● **WORK TO BE COMPLETED**: Your answer should be every line of the records that contains the word "Duplicate", copied as it stands.

● **Data about app and page elements**:
..............................

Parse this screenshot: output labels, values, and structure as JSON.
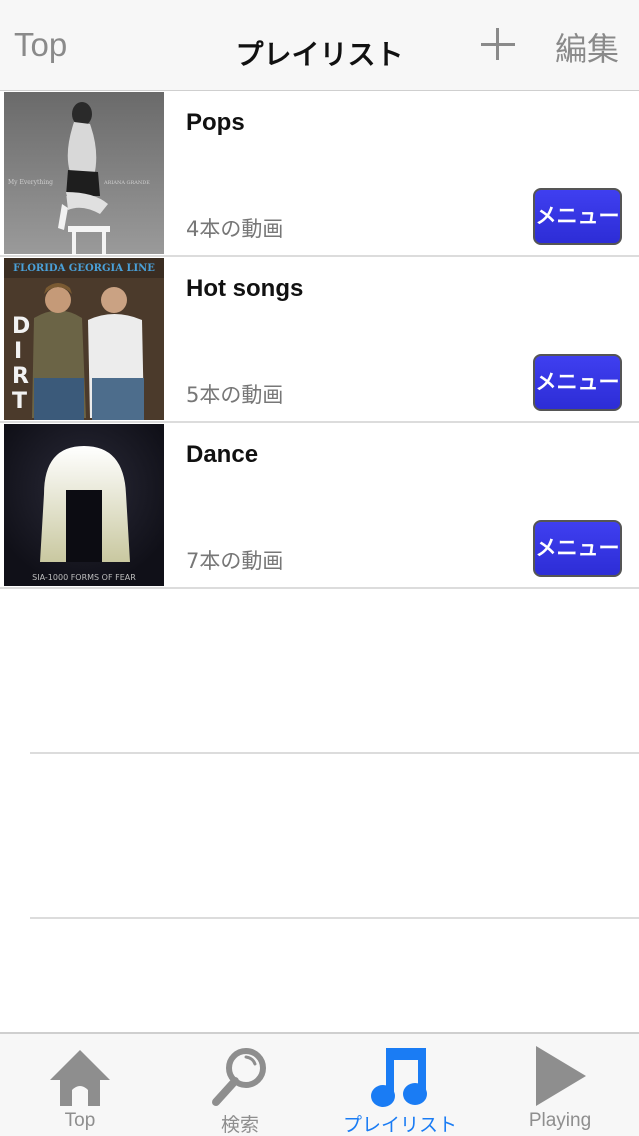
{
  "navbar": {
    "back_label": "Top",
    "title": "プレイリスト",
    "add_icon": "plus-icon",
    "edit_label": "編集"
  },
  "playlists": [
    {
      "title": "Pops",
      "count": "4本の動画",
      "menu_label": "メニュー",
      "artwork": "Ariana Grande - My Everything (grayscale)"
    },
    {
      "title": "Hot songs",
      "count": "5本の動画",
      "menu_label": "メニュー",
      "artwork": "Florida Georgia Line - DIRT"
    },
    {
      "title": "Dance",
      "count": "7本の動画",
      "menu_label": "メニュー",
      "artwork": "Sia - 1000 Forms of Fear"
    }
  ],
  "artwork_text": {
    "pops_left": "My Everything",
    "pops_right": "ARIANA GRANDE",
    "hot_band": "FLORIDA GEORGIA LINE",
    "hot_album": "DIRT",
    "dance_caption": "SIA-1000 FORMS OF FEAR"
  },
  "tabbar": {
    "active_color": "#1a7cf4",
    "inactive_color": "#8e8e8e",
    "tabs": [
      {
        "label": "Top",
        "icon": "home-icon",
        "active": false
      },
      {
        "label": "検索",
        "icon": "search-icon",
        "active": false
      },
      {
        "label": "プレイリスト",
        "icon": "music-note-icon",
        "active": true
      },
      {
        "label": "Playing",
        "icon": "play-icon",
        "active": false
      }
    ]
  },
  "colors": {
    "menu_button": "#3535e4",
    "separator": "#dcdcdc"
  }
}
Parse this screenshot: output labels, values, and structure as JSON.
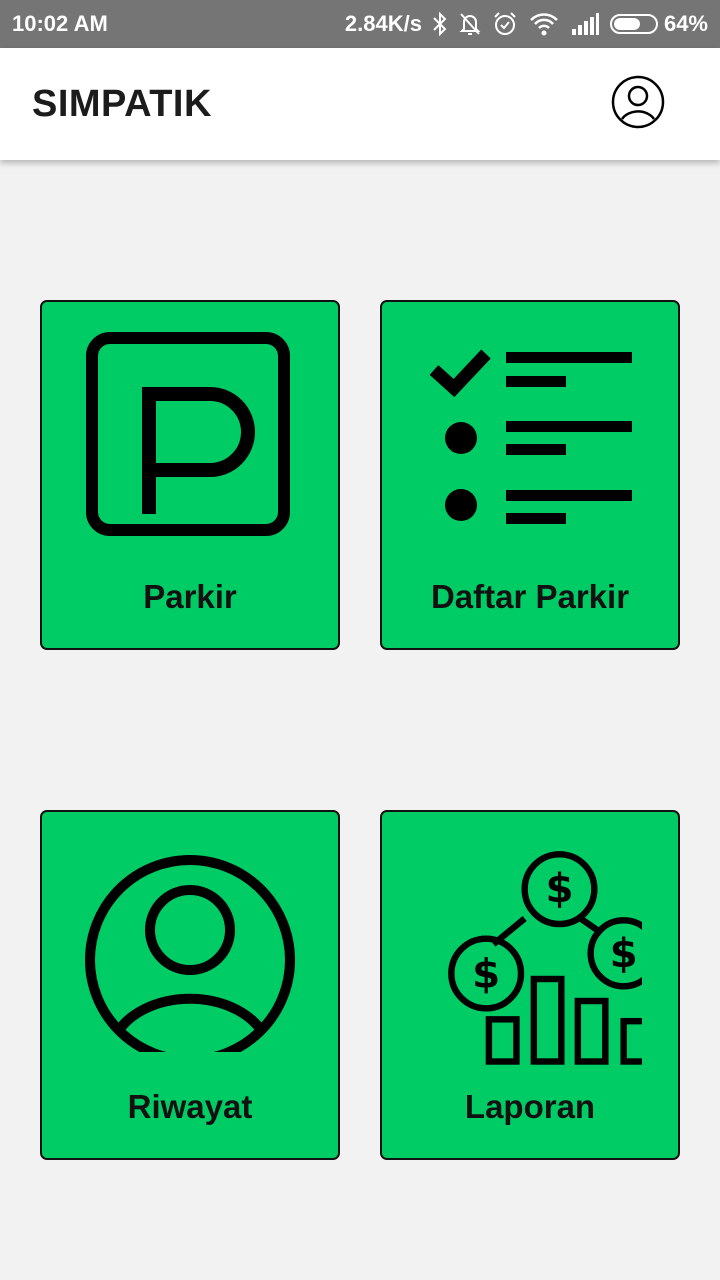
{
  "status_bar": {
    "time": "10:02 AM",
    "network_speed": "2.84K/s",
    "battery_percent": "64%",
    "battery_level": 0.64,
    "icons": [
      "bluetooth-icon",
      "notifications-off-icon",
      "alarm-icon",
      "wifi-icon",
      "cell-signal-icon",
      "battery-icon"
    ]
  },
  "app_bar": {
    "title": "SIMPATIK",
    "profile_icon": "account-circle-icon"
  },
  "menu": {
    "items": [
      {
        "label": "Parkir",
        "icon": "parking-icon"
      },
      {
        "label": "Daftar Parkir",
        "icon": "checklist-icon"
      },
      {
        "label": "Riwayat",
        "icon": "user-circle-icon"
      },
      {
        "label": "Laporan",
        "icon": "finance-report-icon"
      }
    ]
  },
  "colors": {
    "tile_background": "#00cc66",
    "status_bar": "#757575",
    "app_bar": "#ffffff",
    "page_background": "#f2f2f2"
  }
}
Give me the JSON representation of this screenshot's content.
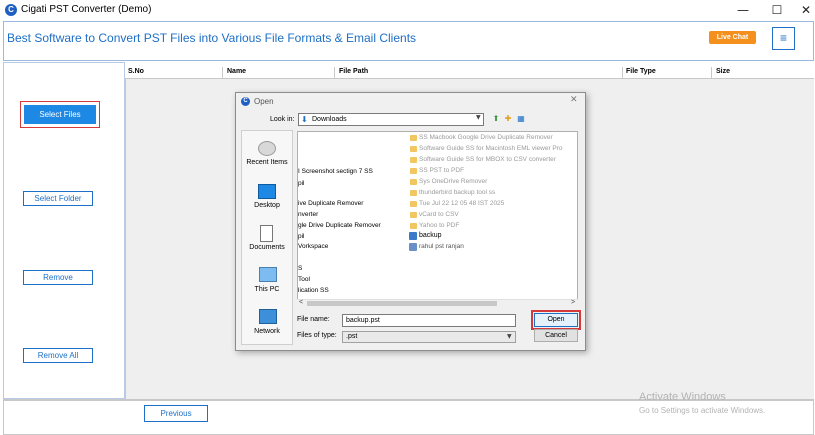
{
  "window": {
    "title": "Cigati PST Converter (Demo)",
    "minimize": "—",
    "maximize": "☐",
    "close": "✕"
  },
  "header": {
    "title": "Best Software to Convert PST Files into Various File Formats & Email Clients",
    "live_chat": "Live Chat",
    "menu": "≡"
  },
  "sidebar": {
    "select_files": "Select Files",
    "select_folder": "Select Folder",
    "remove": "Remove",
    "remove_all": "Remove All"
  },
  "table": {
    "columns": [
      "S.No",
      "Name",
      "File Path",
      "File Type",
      "Size"
    ]
  },
  "footer": {
    "previous": "Previous"
  },
  "watermark": {
    "line1": "Activate Windows",
    "line2": "Go to Settings to activate Windows."
  },
  "dialog": {
    "title": "Open",
    "look_in_label": "Look in:",
    "look_in_value": "Downloads",
    "places": [
      "Recent Items",
      "Desktop",
      "Documents",
      "This PC",
      "Network"
    ],
    "left_items": [
      "I Screenshot sectign 7 SS",
      "pil",
      "ive Duplicate Remover",
      "nverter",
      "gle Drive Duplicate Remover",
      "pil",
      "Vorkspace",
      "S",
      "Tool",
      "lication SS"
    ],
    "right_items": [
      "SS Macbook Google Drive Duplicate Remover",
      "Software Guide SS for Macintosh EML viewer Pro",
      "Software Guide SS for MBOX to CSV converter",
      "SS PST to PDF",
      "Sys OneDrive Remover",
      "thunderbird backup tool ss",
      "Tue Jul 22 12 05 48 IST 2025",
      "vCard to CSV",
      "Yahoo to PDF"
    ],
    "backup": "backup",
    "rahul": "rahul pst ranjan",
    "file_name_label": "File name:",
    "file_name_value": "backup.pst",
    "file_type_label": "Files of type:",
    "file_type_value": ".pst",
    "open": "Open",
    "cancel": "Cancel"
  }
}
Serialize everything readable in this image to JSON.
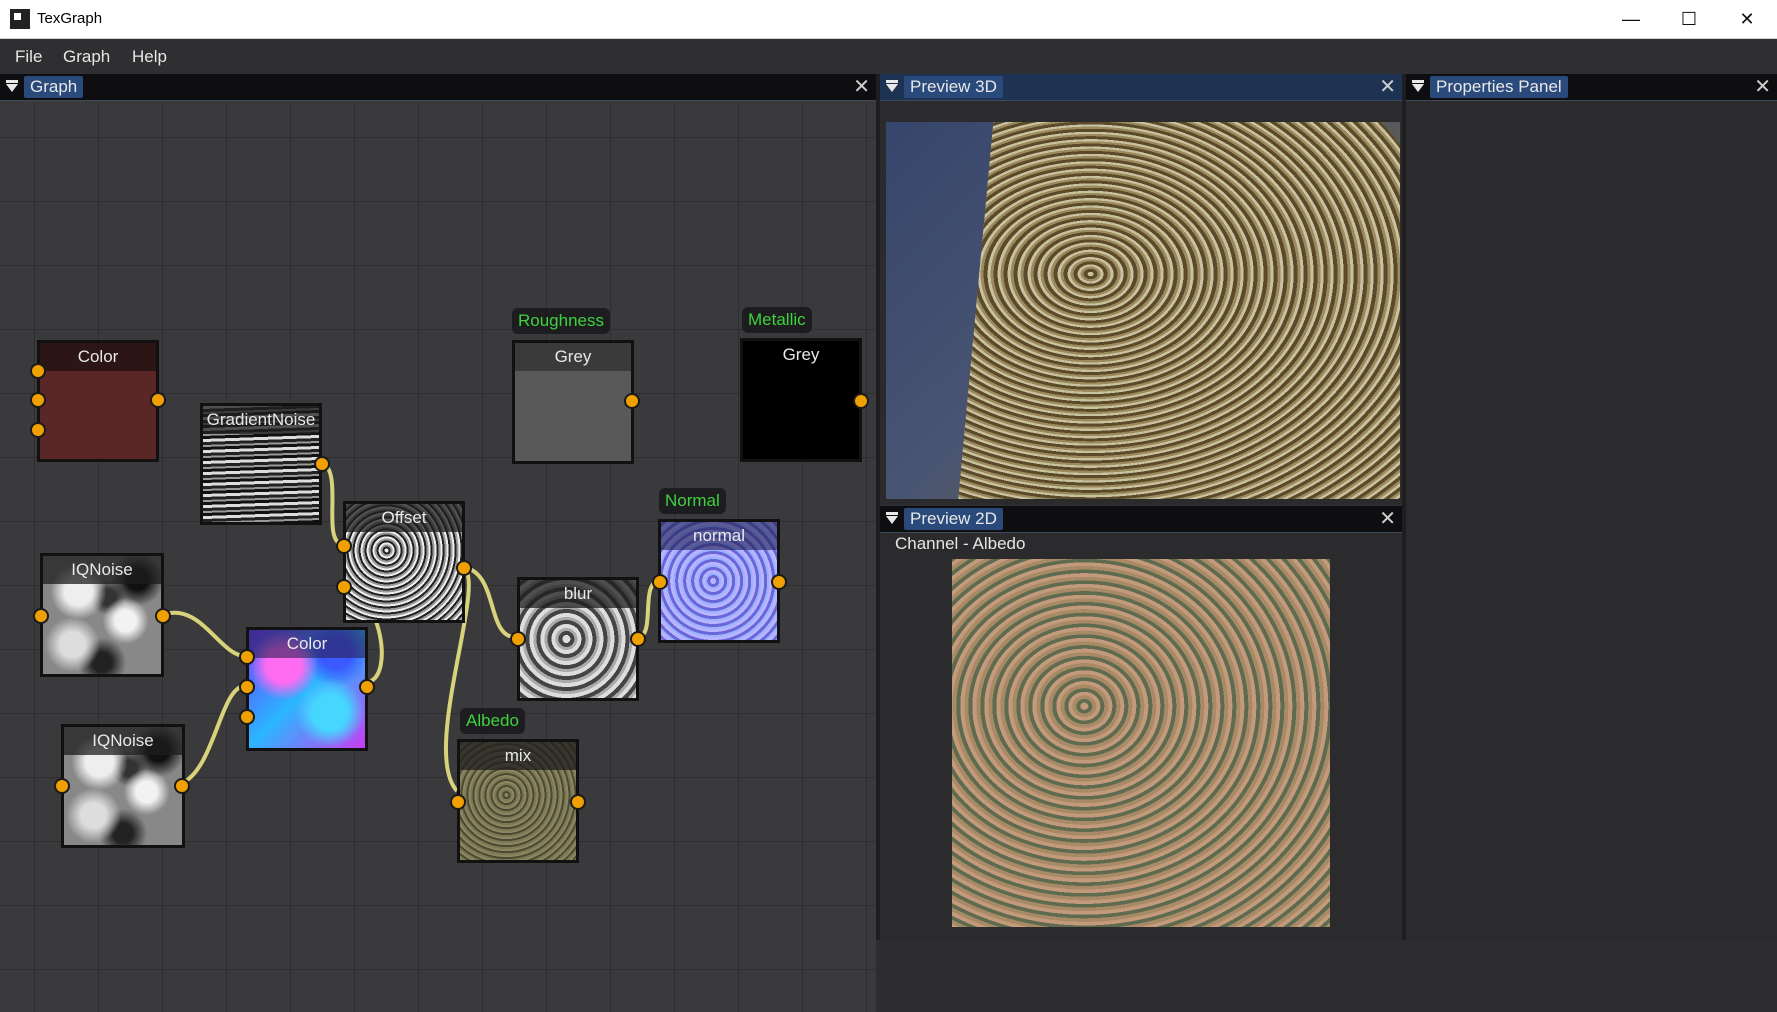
{
  "window": {
    "title": "TexGraph",
    "minimize_glyph": "—",
    "maximize_glyph": "☐",
    "close_glyph": "✕"
  },
  "menu": {
    "items": [
      "File",
      "Graph",
      "Help"
    ]
  },
  "panels": {
    "graph": {
      "title": "Graph"
    },
    "preview3d": {
      "title": "Preview 3D"
    },
    "preview2d": {
      "title": "Preview 2D",
      "channel": "Channel - Albedo"
    },
    "properties": {
      "title": "Properties Panel"
    },
    "close_glyph": "✕"
  },
  "nodes": {
    "color1": {
      "title": "Color",
      "swatch": "#5a2626"
    },
    "gradient_noise": {
      "title": "GradientNoise"
    },
    "iqnoise1": {
      "title": "IQNoise"
    },
    "iqnoise2": {
      "title": "IQNoise"
    },
    "color2": {
      "title": "Color"
    },
    "offset": {
      "title": "Offset"
    },
    "blur": {
      "title": "blur"
    },
    "normal": {
      "title": "normal"
    },
    "roughness_grey": {
      "title": "Grey",
      "swatch": "#595959"
    },
    "metallic_grey": {
      "title": "Grey",
      "swatch": "#000000"
    },
    "mix": {
      "title": "mix"
    }
  },
  "outputs": {
    "roughness": "Roughness",
    "metallic": "Metallic",
    "normal": "Normal",
    "albedo": "Albedo"
  },
  "colors": {
    "pin": "#f0a000",
    "wire": "#d8d27a",
    "output_label": "#3ed23e",
    "tab_active": "#294a7a"
  }
}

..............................

● **WRITTEN ANSWER**:
      "ive Duplicate Remover",
      "gle Drive Duplicate Remover",
      "SS Macbook Google Drive Duplicate Remover",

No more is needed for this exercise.